“I have not made up my mind about running in the Africa Championships. That will be decided later. What I know is I want to defend my crown in New York. I skipped a lot of track competition last year and early this year to focus on the World Half marathon and now I have to decide which, events to focus on,” he added.

xinhuanet.com

Kipruto to face Jager in Eugene Diamond League

Conseslus Kipruto and Evan Jager will return to the Prefontaine Classic on 25-26 May to renew their steeplechase rivalry at the IAAF Diamond League meeting in Eugene.

The field includes six of the top seven finishers from last year’s World Championships and every IAAF Diamond Trophy winner since its 2010 inception.

World, Olympic and Commonwealth champion Kipruto has won medals at every international championship he has contested, dating back to the 2011 World U18 Championships. The three-time Diamond Trophy winner was only 18 when he won his first Pre Classic race in 2013.

Olympic silver medallist Jager has been North America’s best steeplechaser since first taking up the event in 2012. The world bronze medallist recorded the fastest time in the world last year with 8:01.29, his fastest time since setting his third North American record of 8:00.45 in 2015.

After just missing an Olympic medal in Rio, Morocco’s Soufiane El Bakkali finished in between Kipruto and Jager at last year’s World Championships to take the silver medal.
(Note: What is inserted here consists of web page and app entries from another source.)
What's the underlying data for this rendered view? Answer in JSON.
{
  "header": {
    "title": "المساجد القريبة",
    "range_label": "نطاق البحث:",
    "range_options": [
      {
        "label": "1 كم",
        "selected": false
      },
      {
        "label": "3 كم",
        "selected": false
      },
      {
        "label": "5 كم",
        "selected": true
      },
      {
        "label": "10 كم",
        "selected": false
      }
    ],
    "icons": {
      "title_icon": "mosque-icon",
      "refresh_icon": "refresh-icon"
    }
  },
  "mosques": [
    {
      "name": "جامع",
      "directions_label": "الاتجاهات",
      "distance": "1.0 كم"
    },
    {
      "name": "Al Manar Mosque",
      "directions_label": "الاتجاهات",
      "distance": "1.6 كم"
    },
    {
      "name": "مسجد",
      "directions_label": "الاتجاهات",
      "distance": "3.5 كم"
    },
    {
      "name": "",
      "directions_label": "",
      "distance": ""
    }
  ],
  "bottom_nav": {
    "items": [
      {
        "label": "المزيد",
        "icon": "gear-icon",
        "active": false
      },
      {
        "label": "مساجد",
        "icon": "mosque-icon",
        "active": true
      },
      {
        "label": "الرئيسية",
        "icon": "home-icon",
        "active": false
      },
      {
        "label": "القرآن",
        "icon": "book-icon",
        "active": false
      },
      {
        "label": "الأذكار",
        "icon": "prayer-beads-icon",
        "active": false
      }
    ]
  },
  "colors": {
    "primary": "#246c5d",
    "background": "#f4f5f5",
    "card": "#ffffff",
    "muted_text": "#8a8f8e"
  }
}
The 22-year-old won at the IAAF Diamond League meetings in Stockholm and Rabat last year before setting a PB of 8:04.83 at the IAAF Diamond League final in Brussels.
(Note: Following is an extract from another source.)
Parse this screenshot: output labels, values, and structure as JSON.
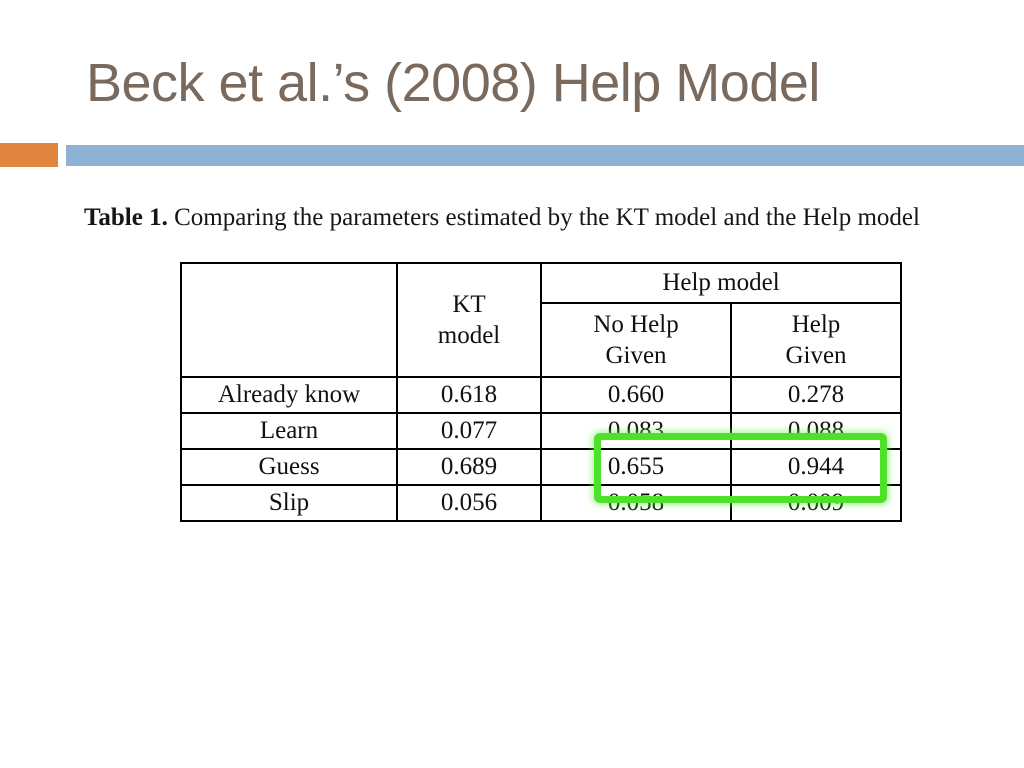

Jairus Birech won the first of his two Diamond League trophies as a 21-year-old in 2014. Now 25, the Kenyan has twice broken the eight-minute barrier and is the field’s second fastest at 7:58.41.

Paul Kipsiele Koech is history’s third-fastest ever at 7:54.31 and no one has cracked the eight-minute barrier more times than his nine such clockings. After a season of focusing on the marathon, the 36-year-old is returning to the steeplechase, the event in which he won the Diamond League’s first three trophies.

Four Kenyans in the field will be making their US debut: Commonwealth silver medallist Abraham Kibiwott, world U20 champion Amos Kirui, Benjamin Kigen and Nicholas Bett.

Stanley Kebenei finished fifth at the World Championships last year. Earlier that season, he recorded a PB of 8:08.30 to move to second on the US all-time list. US compatriot Hillary Bor missed out on last year’s World Championships final, but finished seventh at the 2016 Olympics.

Others in the field include USA’s Andy Bayer, Canadian record-holder Matt Hughes, and Ethiopian teenagers Tesfaye Deriba and Getnet Wale.

Organisers for the IAAF

2018 IAAF Diamond League calendar
4 May – Doha, QAT
12 May – Shanghai, CHN
26 May – Eugene, USA
31 May – Rome, ITA
7 Jun – Oslo, NOR
10 Jun – Stockholm, SWE
30 Jun – Paris, FRA
5 Jul – Lausanne, SUI
13 Jul – Rabat, MAR
20 Jul – Monaco, MON
21-22 Jul – London, GBR
18 Aug – Birmingham, GBR
30 Aug – Zurich, SUI
31 Aug – Brussels, BEL